Makayla Sault was 11 years old. She was diagnosed with leukemia in 2014 and started chemotherapy treatments at the McMaster’s Children Hospital in Hamilton. The doctors had given her a 75% chance of recovery based on the chemo treatments being successful. Unfortunately, Makayla had difficulty dealing with the painful treatments; her family stated that “chemotherapy did irreversible damage to her heart and major organs.”
Makayla told her family she had a dream that Jesus was in the hospital. She also wrote a letter to her doctors saying, “I am writing this letter to tell you that this chemo is killing my body.” Her parents then decided to stop the chemotherapy and consider traditional medicines, and as a result, the hospital called in Children’s Aid. Andrew Koster, director of the Brant Children’s Aid Society, sided with family and closed the investigation. “For us to take her away, to apprehend and place her in a home with strangers if there aren’t any relatives, when she’s very, very ill,” Koster told the CBC. “I can’t see how that would be helpful.”
Perhaps Koster was right, but then again, he was skeptical of the term traditional medicine and his skepticism would prove well founded. “I think people much more knowledgeable than ourselves need to be involved to look at what types of traditional medicines are being used; how does it [compare] to some of the chemo treatments.” The term “traditional medicine” should mean going back to Native cures.
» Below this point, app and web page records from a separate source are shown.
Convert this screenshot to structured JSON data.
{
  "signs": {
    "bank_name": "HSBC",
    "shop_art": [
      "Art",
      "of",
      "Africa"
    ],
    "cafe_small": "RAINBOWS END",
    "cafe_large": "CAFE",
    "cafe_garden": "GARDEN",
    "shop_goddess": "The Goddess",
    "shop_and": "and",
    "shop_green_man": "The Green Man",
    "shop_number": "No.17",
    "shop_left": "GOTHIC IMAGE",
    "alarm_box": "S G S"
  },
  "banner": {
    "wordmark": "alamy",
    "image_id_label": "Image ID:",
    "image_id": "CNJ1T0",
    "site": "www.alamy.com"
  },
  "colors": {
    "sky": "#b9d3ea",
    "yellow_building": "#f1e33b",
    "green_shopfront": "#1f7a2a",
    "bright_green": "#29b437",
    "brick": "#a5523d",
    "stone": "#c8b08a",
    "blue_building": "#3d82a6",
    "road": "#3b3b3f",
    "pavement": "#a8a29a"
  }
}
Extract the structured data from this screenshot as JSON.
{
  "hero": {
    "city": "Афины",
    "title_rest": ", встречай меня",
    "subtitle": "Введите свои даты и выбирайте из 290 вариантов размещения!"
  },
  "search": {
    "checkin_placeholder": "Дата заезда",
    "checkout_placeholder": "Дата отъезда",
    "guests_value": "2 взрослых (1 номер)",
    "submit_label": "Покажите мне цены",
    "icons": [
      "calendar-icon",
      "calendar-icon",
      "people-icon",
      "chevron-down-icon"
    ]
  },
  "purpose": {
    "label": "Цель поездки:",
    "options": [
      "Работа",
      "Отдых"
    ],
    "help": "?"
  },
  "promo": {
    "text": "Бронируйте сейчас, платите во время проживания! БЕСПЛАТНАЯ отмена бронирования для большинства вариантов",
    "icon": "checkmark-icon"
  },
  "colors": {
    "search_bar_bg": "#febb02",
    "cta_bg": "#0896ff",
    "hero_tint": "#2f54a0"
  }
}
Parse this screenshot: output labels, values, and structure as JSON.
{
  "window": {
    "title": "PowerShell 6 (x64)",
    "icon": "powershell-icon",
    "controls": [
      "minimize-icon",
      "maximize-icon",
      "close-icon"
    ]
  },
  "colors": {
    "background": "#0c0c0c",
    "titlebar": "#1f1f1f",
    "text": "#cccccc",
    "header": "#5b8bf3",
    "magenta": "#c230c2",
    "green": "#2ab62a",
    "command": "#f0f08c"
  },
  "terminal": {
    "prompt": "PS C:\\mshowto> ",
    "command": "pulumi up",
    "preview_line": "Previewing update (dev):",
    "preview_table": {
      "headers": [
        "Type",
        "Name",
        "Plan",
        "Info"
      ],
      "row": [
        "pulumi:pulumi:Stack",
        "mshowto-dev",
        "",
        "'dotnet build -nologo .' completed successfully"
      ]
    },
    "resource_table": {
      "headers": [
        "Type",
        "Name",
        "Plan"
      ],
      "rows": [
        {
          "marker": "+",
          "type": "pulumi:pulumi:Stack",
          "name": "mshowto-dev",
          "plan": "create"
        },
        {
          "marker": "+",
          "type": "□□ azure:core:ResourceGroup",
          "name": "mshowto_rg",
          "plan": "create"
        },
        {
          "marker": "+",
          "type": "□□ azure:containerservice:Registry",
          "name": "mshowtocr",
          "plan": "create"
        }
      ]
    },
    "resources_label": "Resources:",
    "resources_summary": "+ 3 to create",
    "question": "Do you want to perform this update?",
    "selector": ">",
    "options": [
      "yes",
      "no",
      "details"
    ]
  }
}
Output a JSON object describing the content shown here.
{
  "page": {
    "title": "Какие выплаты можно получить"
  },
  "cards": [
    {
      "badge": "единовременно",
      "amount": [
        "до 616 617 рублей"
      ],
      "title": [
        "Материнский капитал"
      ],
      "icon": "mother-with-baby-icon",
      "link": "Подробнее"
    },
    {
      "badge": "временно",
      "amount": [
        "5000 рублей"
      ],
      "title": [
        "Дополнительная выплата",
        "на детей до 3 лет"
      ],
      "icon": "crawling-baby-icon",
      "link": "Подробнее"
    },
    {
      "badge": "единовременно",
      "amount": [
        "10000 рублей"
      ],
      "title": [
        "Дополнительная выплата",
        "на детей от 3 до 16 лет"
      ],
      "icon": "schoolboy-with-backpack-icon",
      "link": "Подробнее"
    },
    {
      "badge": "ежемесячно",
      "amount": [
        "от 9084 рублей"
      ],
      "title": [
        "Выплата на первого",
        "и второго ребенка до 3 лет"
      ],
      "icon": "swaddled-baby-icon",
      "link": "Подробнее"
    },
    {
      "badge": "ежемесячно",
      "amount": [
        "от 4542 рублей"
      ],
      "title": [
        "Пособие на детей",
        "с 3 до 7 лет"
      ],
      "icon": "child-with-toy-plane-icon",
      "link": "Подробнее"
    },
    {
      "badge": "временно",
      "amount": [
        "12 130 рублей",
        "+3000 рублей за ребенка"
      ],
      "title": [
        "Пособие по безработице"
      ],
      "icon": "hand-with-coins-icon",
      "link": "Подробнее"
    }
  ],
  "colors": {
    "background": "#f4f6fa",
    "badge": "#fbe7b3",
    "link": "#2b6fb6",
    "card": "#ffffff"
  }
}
Echinacea is a traditional medicine that is found in every drug store today to prevent colds. Makayla’s parents didn’t seek out an Aboriginal healer; instead they brought their daughter to the Hippocrates Health Institute in Florida. President Brian Clement is not a licensed doctor, nor does he have a degree in holistic medicine. Clement is currently being sued by his former staff for running a scam. And, yes he does prescribe raw vegetables, which at one time were part of an Aboriginal traditional diet, but that’s about as close as it gets with the Hippocrates Health Institute.
Makayla unfortunately is not the only Native child who went to the Hippocrates Health Institute. Another 11-year-old Native girl with leukemia is presently under care at the institute. She cannot be identified because of a publication ban, but she also stopped her chemo treatments. The hospital were willing to go to court in order to continue the child’s chemotherapy. “This child has a life threatening illness and without proper treatment will not survive,” a spokesman for the hospital said, but the judge agreed with the parents. The term “traditional medicine” was used without the court checking out what medicines they were using.
“It’s going to set a precedent on the rights of parents and also on the question of which piece of legislation governs: the Child and Family Services Act or legislation governing the Health Capacity and Consent Board,” Family law professor Nicholas Bala told the media.
The parents of Makayla are convinced the chemo treatments were responsible for the stroke that killed their daughter and Hippocrates Health Institute is not responsible. “Surrounded by the love and support of her family, her community, and her nation. Makayla completed her course. She is now safely in the hands of Jesus.”